> _Directions for this task_:
Search the data below, and report every line in which "down" occurs.

Given data Start Marker

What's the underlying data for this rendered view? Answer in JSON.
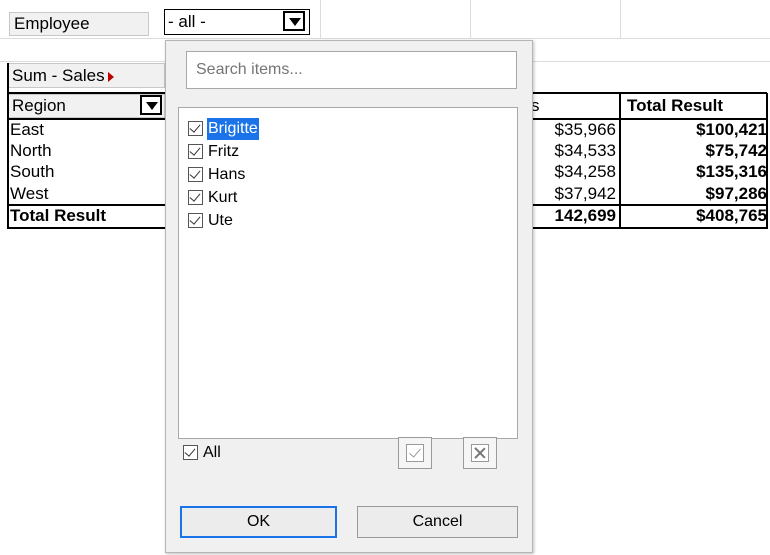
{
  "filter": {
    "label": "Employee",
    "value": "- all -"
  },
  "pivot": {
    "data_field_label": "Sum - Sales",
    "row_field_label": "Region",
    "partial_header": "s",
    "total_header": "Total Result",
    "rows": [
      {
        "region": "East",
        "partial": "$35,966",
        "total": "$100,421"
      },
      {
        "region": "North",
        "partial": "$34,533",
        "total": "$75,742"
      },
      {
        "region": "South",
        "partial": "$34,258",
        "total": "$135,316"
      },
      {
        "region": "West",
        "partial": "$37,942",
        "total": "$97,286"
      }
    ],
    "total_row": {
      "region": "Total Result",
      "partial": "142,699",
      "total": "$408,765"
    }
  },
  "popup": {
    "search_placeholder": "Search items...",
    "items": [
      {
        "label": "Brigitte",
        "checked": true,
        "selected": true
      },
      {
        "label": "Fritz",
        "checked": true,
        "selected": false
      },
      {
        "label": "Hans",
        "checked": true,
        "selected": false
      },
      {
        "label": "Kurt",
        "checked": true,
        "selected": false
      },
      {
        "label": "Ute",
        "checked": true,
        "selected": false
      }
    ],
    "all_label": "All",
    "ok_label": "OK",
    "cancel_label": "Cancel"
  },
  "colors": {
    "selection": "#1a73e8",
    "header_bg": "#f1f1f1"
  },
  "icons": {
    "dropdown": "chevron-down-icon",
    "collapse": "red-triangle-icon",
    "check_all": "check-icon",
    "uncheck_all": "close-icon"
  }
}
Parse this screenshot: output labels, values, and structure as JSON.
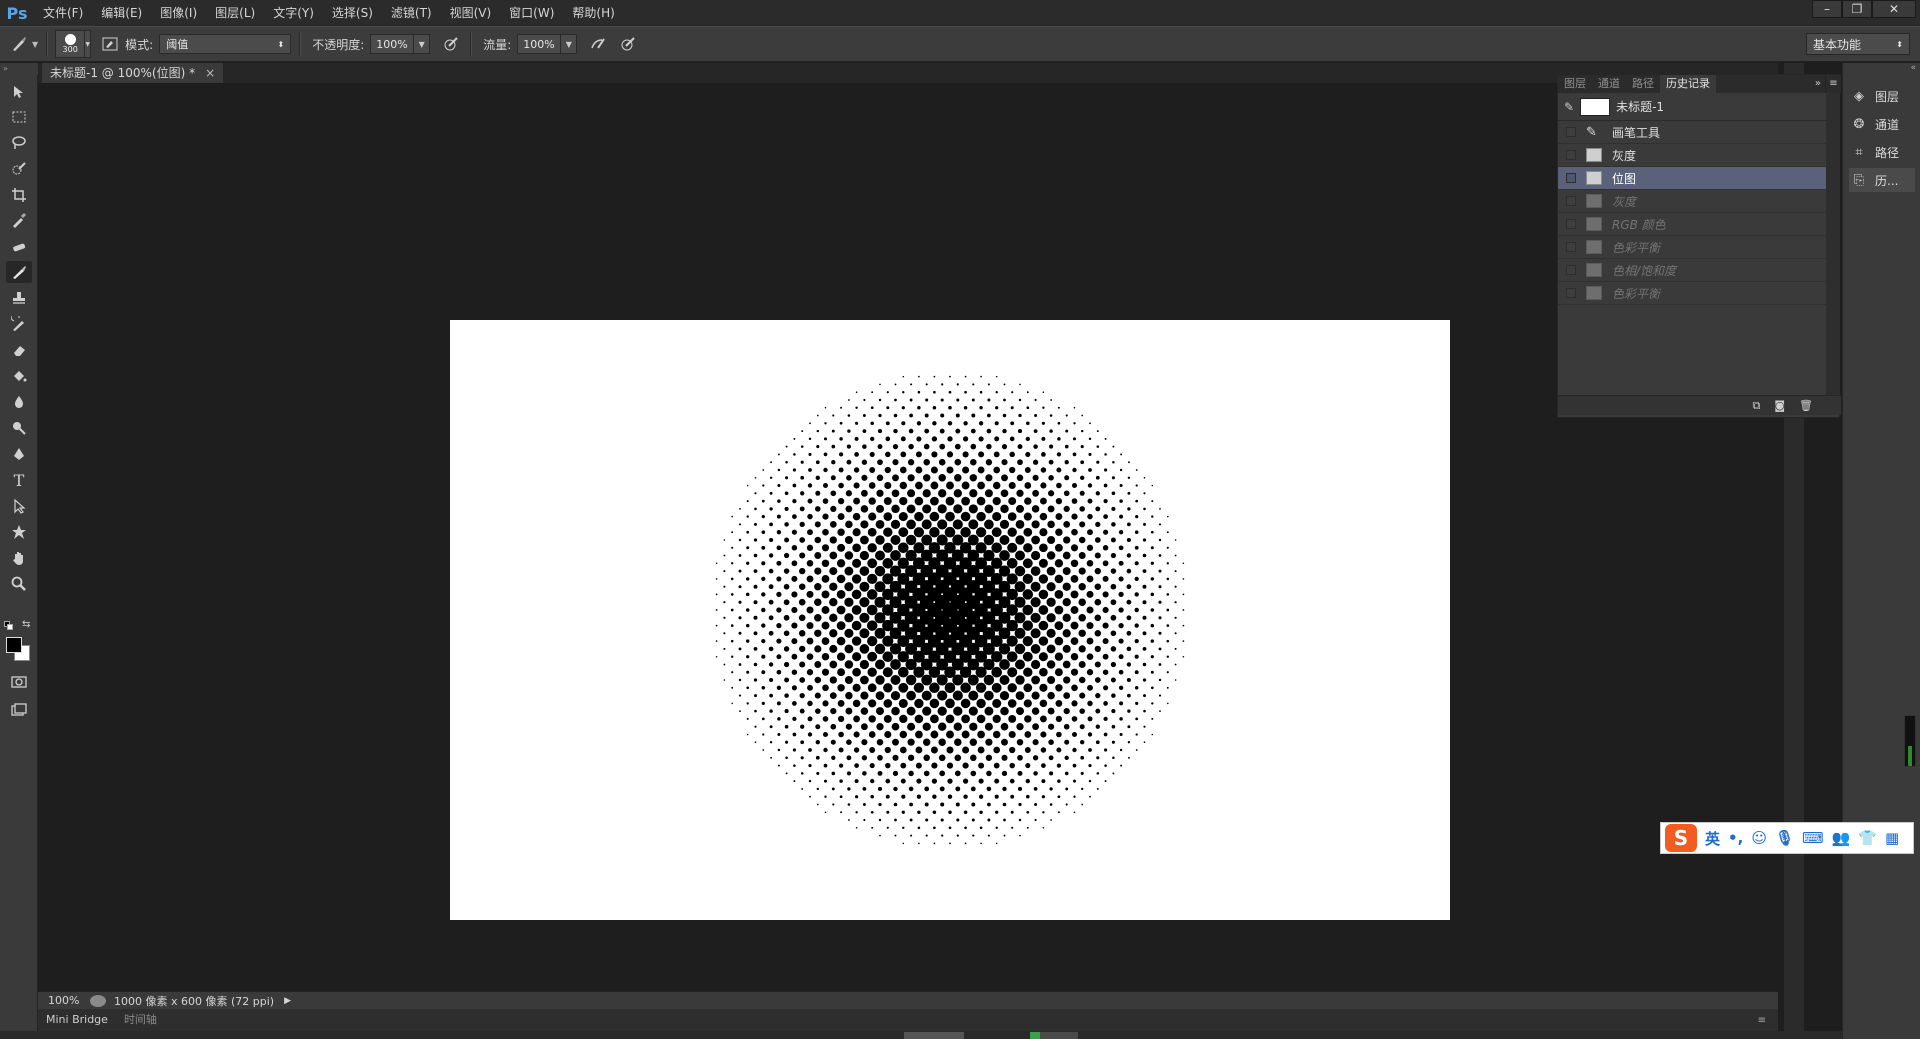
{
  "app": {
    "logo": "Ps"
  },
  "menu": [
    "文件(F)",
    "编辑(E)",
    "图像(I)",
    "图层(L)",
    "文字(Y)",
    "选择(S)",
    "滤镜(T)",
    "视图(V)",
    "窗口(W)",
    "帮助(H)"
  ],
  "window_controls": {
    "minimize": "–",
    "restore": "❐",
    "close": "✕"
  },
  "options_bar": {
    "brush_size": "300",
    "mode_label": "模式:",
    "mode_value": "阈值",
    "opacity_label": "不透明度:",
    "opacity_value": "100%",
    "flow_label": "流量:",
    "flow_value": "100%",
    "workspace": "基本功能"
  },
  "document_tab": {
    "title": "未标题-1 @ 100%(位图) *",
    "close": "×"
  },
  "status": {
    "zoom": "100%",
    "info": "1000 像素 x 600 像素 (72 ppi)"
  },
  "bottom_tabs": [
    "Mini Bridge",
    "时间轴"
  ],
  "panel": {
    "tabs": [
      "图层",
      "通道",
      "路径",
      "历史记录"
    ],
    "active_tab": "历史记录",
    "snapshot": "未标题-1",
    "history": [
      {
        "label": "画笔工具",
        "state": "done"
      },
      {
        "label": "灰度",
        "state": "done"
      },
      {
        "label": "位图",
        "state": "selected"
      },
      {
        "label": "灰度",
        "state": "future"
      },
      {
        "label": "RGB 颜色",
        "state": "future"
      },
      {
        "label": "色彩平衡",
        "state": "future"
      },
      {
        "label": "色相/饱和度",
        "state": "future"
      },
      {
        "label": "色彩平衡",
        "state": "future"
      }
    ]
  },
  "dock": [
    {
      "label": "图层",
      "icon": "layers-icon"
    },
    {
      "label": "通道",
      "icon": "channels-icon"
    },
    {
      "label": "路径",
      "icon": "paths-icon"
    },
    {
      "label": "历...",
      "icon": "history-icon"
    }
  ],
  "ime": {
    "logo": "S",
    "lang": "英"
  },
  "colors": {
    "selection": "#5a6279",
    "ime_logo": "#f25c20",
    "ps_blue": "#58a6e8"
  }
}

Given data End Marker
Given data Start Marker

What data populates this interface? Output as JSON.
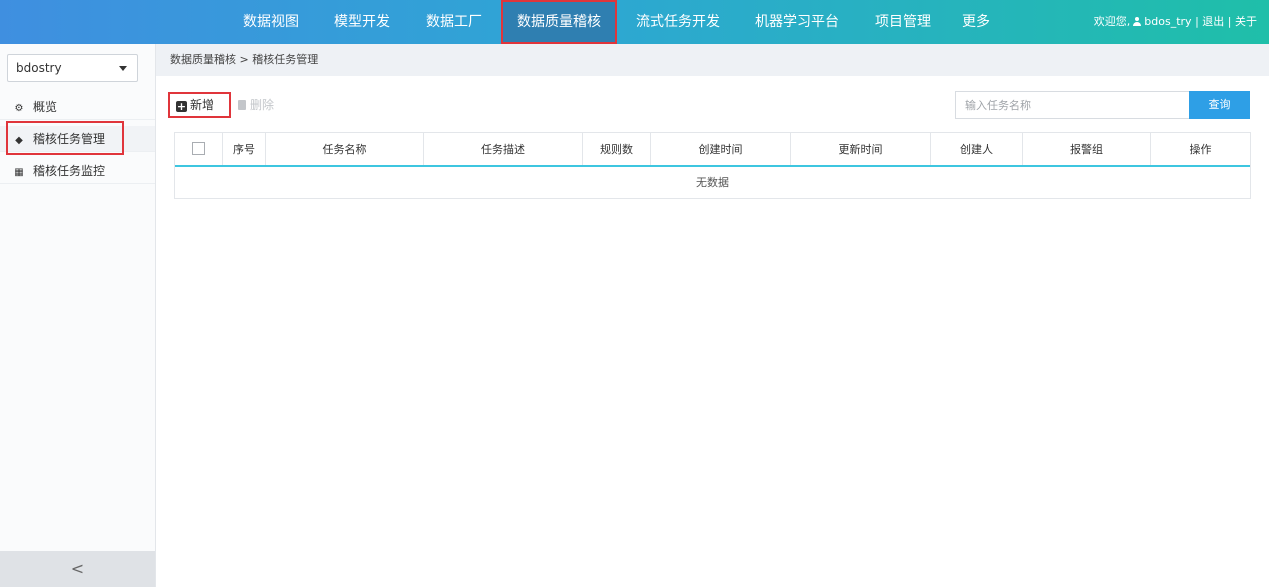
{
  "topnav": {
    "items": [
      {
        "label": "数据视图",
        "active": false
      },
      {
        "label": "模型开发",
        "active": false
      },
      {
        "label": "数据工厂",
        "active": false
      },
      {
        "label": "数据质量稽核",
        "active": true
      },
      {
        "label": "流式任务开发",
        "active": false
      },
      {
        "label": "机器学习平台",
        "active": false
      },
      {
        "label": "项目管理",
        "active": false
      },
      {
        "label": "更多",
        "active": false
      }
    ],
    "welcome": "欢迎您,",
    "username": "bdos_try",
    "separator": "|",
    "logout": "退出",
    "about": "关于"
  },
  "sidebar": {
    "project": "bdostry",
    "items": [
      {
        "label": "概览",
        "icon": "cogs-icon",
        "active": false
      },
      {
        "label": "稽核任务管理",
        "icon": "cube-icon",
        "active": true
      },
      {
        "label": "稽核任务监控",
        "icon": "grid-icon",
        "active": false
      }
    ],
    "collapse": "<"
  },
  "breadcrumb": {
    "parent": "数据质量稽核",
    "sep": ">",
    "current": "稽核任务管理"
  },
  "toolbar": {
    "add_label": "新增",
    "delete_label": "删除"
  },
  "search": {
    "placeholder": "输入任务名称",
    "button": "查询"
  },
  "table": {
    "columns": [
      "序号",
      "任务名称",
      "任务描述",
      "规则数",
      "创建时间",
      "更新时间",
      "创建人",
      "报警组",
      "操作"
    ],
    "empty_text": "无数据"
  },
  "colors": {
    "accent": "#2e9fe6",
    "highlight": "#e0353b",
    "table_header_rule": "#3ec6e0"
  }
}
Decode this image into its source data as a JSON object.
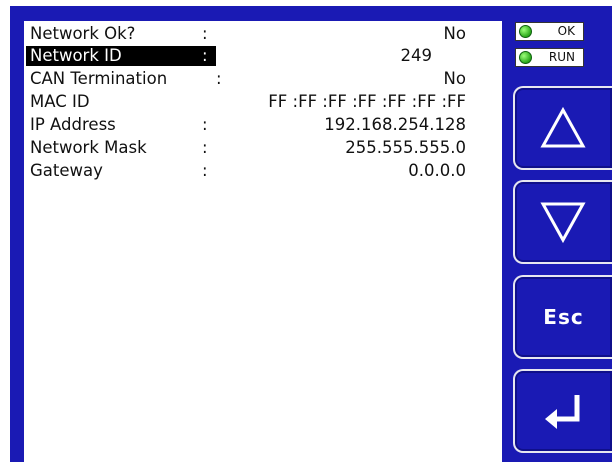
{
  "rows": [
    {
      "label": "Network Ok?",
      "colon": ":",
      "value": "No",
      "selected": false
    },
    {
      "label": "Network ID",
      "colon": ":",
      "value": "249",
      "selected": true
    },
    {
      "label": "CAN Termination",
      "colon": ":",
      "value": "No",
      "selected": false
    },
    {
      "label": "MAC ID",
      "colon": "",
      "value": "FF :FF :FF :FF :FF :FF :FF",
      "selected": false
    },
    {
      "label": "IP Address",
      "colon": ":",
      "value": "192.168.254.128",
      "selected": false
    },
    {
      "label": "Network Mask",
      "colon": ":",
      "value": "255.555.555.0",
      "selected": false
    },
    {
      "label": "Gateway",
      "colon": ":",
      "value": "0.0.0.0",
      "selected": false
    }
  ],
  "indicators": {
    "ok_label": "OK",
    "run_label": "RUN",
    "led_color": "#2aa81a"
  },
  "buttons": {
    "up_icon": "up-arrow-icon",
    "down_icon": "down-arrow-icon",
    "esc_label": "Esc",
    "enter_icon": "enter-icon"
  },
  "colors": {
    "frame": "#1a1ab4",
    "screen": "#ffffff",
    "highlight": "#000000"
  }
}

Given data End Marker
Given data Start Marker

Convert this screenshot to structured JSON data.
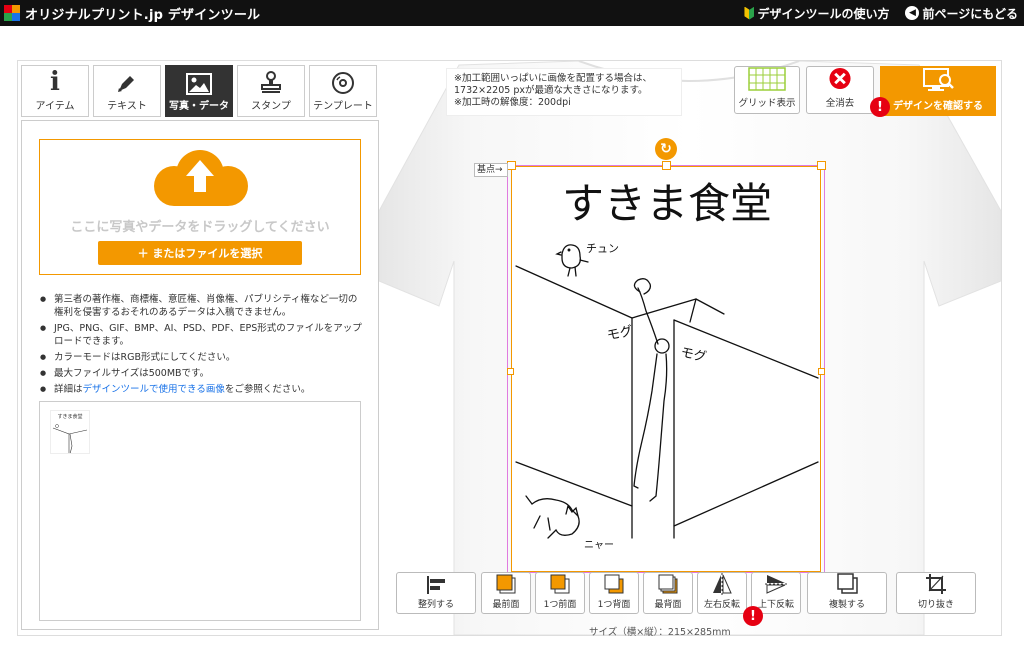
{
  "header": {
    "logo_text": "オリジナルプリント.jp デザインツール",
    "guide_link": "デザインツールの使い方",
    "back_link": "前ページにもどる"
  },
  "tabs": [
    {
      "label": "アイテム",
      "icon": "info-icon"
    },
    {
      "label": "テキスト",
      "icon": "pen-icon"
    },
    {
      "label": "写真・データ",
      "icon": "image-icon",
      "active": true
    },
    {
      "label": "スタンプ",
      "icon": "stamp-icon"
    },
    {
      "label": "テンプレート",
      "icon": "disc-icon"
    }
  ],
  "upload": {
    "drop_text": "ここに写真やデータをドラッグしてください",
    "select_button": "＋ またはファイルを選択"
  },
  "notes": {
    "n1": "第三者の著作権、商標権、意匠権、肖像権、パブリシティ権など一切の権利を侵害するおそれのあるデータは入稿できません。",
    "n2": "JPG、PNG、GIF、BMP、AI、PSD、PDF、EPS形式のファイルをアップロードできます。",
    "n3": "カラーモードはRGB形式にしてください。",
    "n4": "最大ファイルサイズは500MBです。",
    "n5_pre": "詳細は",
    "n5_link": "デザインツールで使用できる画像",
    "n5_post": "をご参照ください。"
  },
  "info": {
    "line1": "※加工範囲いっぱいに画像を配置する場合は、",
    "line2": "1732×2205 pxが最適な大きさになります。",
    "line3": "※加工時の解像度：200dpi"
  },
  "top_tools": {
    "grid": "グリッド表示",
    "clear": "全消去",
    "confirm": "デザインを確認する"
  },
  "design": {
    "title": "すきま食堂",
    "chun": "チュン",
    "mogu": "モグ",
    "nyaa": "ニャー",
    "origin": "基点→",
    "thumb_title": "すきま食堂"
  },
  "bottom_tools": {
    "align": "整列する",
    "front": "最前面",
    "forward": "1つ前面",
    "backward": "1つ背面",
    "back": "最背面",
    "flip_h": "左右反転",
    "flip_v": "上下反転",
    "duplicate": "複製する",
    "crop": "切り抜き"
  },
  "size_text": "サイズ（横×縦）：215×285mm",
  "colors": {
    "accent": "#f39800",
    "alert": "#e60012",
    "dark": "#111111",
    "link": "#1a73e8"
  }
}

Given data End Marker

> _Result of this task_:
    "dropdown": "chevron-down-icon",
    "down_icon": "down-arrow-icon",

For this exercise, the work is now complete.